US8142914Feb 15, 2011Mar 27, 2012United States Gypsum CompanyGypsum-containing product and gypsum board
US8303709Feb 1, 2012Nov 6, 2012United States Gypsum CompanyGypsum-containing product
US8329308Mar 31, 2009Dec 11, 2012United States Gypsum CompanyCementitious article and method for preparing the same
US8500904Sep 28, 2012Aug 6, 2013United States Gypsum CompanyGypsum-containing product
US8568544Oct 28, 2011Oct 29, 2013United States Gypsum CompanyWater resistant cementitious article and method for preparing same
US8974597Jul 2, 2013Mar 10, 2015United States Gypsum CompanyGypsum-containing product
US20050019618 *Aug 18, 2004Jan 27, 2005United States Gypsum CompanyGypsum-containing board and tile, and method for producing same
US20130239848 *Nov 23, 2011Sep 19, 2013Saint-Gobain Placo SasCalcium Sulphate-Based Products and Methods for the Manufacture Thereof
Classifications
U.S. Classification106/773, 106/785
International ClassificationC04B22/00, C04B22/16

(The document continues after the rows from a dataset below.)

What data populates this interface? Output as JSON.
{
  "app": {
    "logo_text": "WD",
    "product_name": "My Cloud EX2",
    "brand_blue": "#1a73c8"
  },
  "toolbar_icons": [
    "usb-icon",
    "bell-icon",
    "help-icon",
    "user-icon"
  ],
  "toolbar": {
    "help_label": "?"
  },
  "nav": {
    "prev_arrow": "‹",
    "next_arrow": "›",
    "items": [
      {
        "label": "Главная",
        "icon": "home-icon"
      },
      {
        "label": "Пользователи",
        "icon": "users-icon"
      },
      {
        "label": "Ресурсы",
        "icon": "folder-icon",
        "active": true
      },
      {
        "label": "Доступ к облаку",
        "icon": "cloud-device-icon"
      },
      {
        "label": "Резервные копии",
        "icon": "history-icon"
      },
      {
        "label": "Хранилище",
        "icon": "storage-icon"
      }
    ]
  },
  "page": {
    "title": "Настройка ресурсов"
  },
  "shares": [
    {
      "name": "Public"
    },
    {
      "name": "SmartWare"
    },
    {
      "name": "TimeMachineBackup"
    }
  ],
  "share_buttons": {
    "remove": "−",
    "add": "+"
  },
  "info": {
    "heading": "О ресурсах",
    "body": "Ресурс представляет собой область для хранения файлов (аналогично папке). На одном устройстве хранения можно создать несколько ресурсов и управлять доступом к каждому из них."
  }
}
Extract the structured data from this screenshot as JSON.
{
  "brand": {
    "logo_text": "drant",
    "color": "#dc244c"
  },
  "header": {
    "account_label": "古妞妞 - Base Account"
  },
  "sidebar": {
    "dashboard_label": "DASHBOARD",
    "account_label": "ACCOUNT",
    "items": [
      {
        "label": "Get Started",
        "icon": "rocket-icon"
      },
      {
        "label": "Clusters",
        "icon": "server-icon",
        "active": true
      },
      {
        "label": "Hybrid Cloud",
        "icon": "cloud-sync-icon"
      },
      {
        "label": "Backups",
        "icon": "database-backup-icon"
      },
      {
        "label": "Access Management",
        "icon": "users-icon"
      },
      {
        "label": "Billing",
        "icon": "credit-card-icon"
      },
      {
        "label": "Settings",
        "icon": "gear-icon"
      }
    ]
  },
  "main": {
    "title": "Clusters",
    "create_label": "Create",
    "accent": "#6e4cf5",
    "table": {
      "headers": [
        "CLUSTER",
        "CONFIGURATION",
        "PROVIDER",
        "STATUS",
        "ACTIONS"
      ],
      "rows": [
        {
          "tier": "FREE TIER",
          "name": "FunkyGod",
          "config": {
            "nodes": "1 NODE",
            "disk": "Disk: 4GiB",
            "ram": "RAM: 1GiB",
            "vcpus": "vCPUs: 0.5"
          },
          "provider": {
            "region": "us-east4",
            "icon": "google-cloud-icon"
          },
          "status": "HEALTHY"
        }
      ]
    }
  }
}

Cooperative ClassificationC04B22/16
European ClassificationC04B22/16